This morning may not have been déjà vu exactly, rather a replay of a bad experience with coffee machines. Having discovered that my consumption of strong black coffee is not good for me, I decided to confine myself to one or perhaps two cups a day and put away my cafetière. No not a café owner that’s a cafetier as in cafeteria and not to be confused with cafetière (to the French, the Islington set and me, L’accent grave et l’accent aigu are important). This reminds me of one of my favourite German anecdotes about a colleague who confused Taube, the German for pigeon, with Traube which is German for grape, and asked a neighbour if he had lost a grape as an injured one had just flown into his garden. Read more of this post
December 24, 2015Posted by on
Once upon time, before my hair had turned grey, I actually met Santa Clause — so for all you doubters — I hope that you also have a Very Merry Christmas and a Very Happy New Year. Read more of this post
August 22, 2015Posted by on
In the metropolis there once lived a cruel gangster called Terry who despite being a son of ‘Arry — nicknamed the godfather — was dissed and yet feared by all the other gang leaders. Nevertheless, when the Met police set up task force Olympia to combat their activities, it was Terry that they all turned to for leadership. All that is except Paddy, leader of the Athenry gang. Read more of this post

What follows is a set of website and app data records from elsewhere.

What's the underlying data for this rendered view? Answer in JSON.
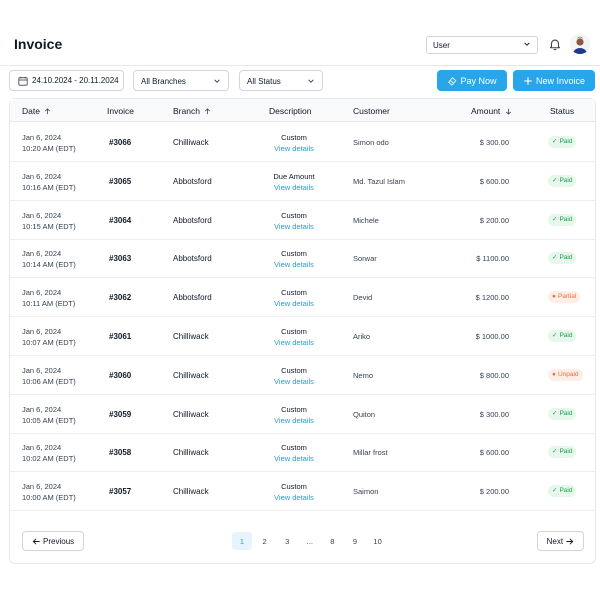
{
  "header": {
    "title": "Invoice",
    "user_select": "User"
  },
  "toolbar": {
    "date_range": "24.10.2024 - 20.11.2024",
    "branches": "All Branches",
    "status": "All Status",
    "pay_now": "Pay Now",
    "new_invoice": "New Invoice"
  },
  "table": {
    "columns": {
      "date": "Date",
      "invoice": "Invoice",
      "branch": "Branch",
      "description": "Description",
      "customer": "Customer",
      "amount": "Amount",
      "status": "Status"
    },
    "link_label": "View details",
    "rows": [
      {
        "date": "Jan 6, 2024",
        "time": "10:20 AM (EDT)",
        "invoice": "#3066",
        "branch": "Chilliwack",
        "description": "Custom",
        "customer": "Simon odo",
        "amount": "$ 300.00",
        "status": "Paid",
        "status_kind": "paid"
      },
      {
        "date": "Jan 6, 2024",
        "time": "10:16 AM (EDT)",
        "invoice": "#3065",
        "branch": "Abbotsford",
        "description": "Due Amount",
        "customer": "Md. Tazul Islam",
        "amount": "$ 600.00",
        "status": "Paid",
        "status_kind": "paid"
      },
      {
        "date": "Jan 6, 2024",
        "time": "10:15 AM (EDT)",
        "invoice": "#3064",
        "branch": "Abbotsford",
        "description": "Custom",
        "customer": "Michele",
        "amount": "$ 200.00",
        "status": "Paid",
        "status_kind": "paid"
      },
      {
        "date": "Jan 6, 2024",
        "time": "10:14 AM (EDT)",
        "invoice": "#3063",
        "branch": "Abbotsford",
        "description": "Custom",
        "customer": "Sorwar",
        "amount": "$ 1100.00",
        "status": "Paid",
        "status_kind": "paid"
      },
      {
        "date": "Jan 6, 2024",
        "time": "10:11 AM (EDT)",
        "invoice": "#3062",
        "branch": "Abbotsford",
        "description": "Custom",
        "customer": "Devid",
        "amount": "$ 1200.00",
        "status": "Partial",
        "status_kind": "partial"
      },
      {
        "date": "Jan 6, 2024",
        "time": "10:07 AM (EDT)",
        "invoice": "#3061",
        "branch": "Chilliwack",
        "description": "Custom",
        "customer": "Ariko",
        "amount": "$ 1000.00",
        "status": "Paid",
        "status_kind": "paid"
      },
      {
        "date": "Jan 6, 2024",
        "time": "10:06 AM (EDT)",
        "invoice": "#3060",
        "branch": "Chilliwack",
        "description": "Custom",
        "customer": "Nemo",
        "amount": "$ 800.00",
        "status": "Unpaid",
        "status_kind": "unpaid"
      },
      {
        "date": "Jan 6, 2024",
        "time": "10:05 AM (EDT)",
        "invoice": "#3059",
        "branch": "Chilliwack",
        "description": "Custom",
        "customer": "Quiton",
        "amount": "$ 300.00",
        "status": "Paid",
        "status_kind": "paid"
      },
      {
        "date": "Jan 6, 2024",
        "time": "10:02 AM (EDT)",
        "invoice": "#3058",
        "branch": "Chilliwack",
        "description": "Custom",
        "customer": "Millar frost",
        "amount": "$ 600.00",
        "status": "Paid",
        "status_kind": "paid"
      },
      {
        "date": "Jan 6, 2024",
        "time": "10:00 AM (EDT)",
        "invoice": "#3057",
        "branch": "Chilliwack",
        "description": "Custom",
        "customer": "Saimon",
        "amount": "$ 200.00",
        "status": "Paid",
        "status_kind": "paid"
      }
    ]
  },
  "pagination": {
    "previous": "Previous",
    "next": "Next",
    "pages": [
      "1",
      "2",
      "3",
      "...",
      "8",
      "9",
      "10"
    ],
    "current": "1"
  },
  "colors": {
    "accent": "#29a6e9",
    "paid": "#16a34a",
    "partial": "#e8703b",
    "unpaid": "#e8703b"
  },
  "icons": {
    "notifications": "bell-icon",
    "date": "calendar-icon",
    "dropdown": "chevron-down-icon",
    "pay": "pay-icon",
    "new": "plus-icon",
    "sort_asc": "arrow-up-icon",
    "sort_desc": "arrow-down-icon",
    "prev": "arrow-left-icon",
    "next": "arrow-right-icon"
  }
}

February 20, 2015Posted by on
Some three years ago I wrote the post Machismo and the modern man, this was a commentary on the emasculation of the modern male and a masculine response. There was a strong connection with Australia (Oz), particularly the influence of Germaine Greer. Ms Greer is a chicken come home to roost so to speak, possibly the repatriated progeny born of colonists transported for their disruption to the harmonious order of society. Yet it’s to the men of Oz that we should express our gratitude. They have responded to this ’emasculation’ by creating a shed culture for the alpha male. Read more of this post
December 28, 2014Posted by on
The Boxing Day Hunt – Perfect Entertainment after Christmas Bingeing looked to be an interesting post on a one time favourite rural pastime. Written in 2012, it opening with:
One of the tedious things about being poor is that one can’t indulge in pastimes like hunting. But one can turn up, as a supporter, and soak up the atmosphere (and maybe a bit of the Port). It really is enormous fun. If you haven’t done it, why not try it this year, on Boxing Day? Read more of this post
October 4, 2014Posted by on
My posts on matter considered obscene, reminded me of the 1930 case when Sir Ethelred Rutt K.C., had the misfortune of appearing before a full Bench of magistrates on behalf of the headmaster (a clergyman) of Eton College. Certain publications had been found at Eton College by a Police Constable Boot in his zealous discharge of a special warrant, whereupon the headmaster was charged under Lord Campbell’s Act, England’s first obscenity statute. The headmaster admitted that the publications kept on the premises were to be ‘sold, distributed, lent, or otherwise published’ – within the meaning of the Act – to the students under his charge, who were from thirteen to nineteen years of age. Read more of this post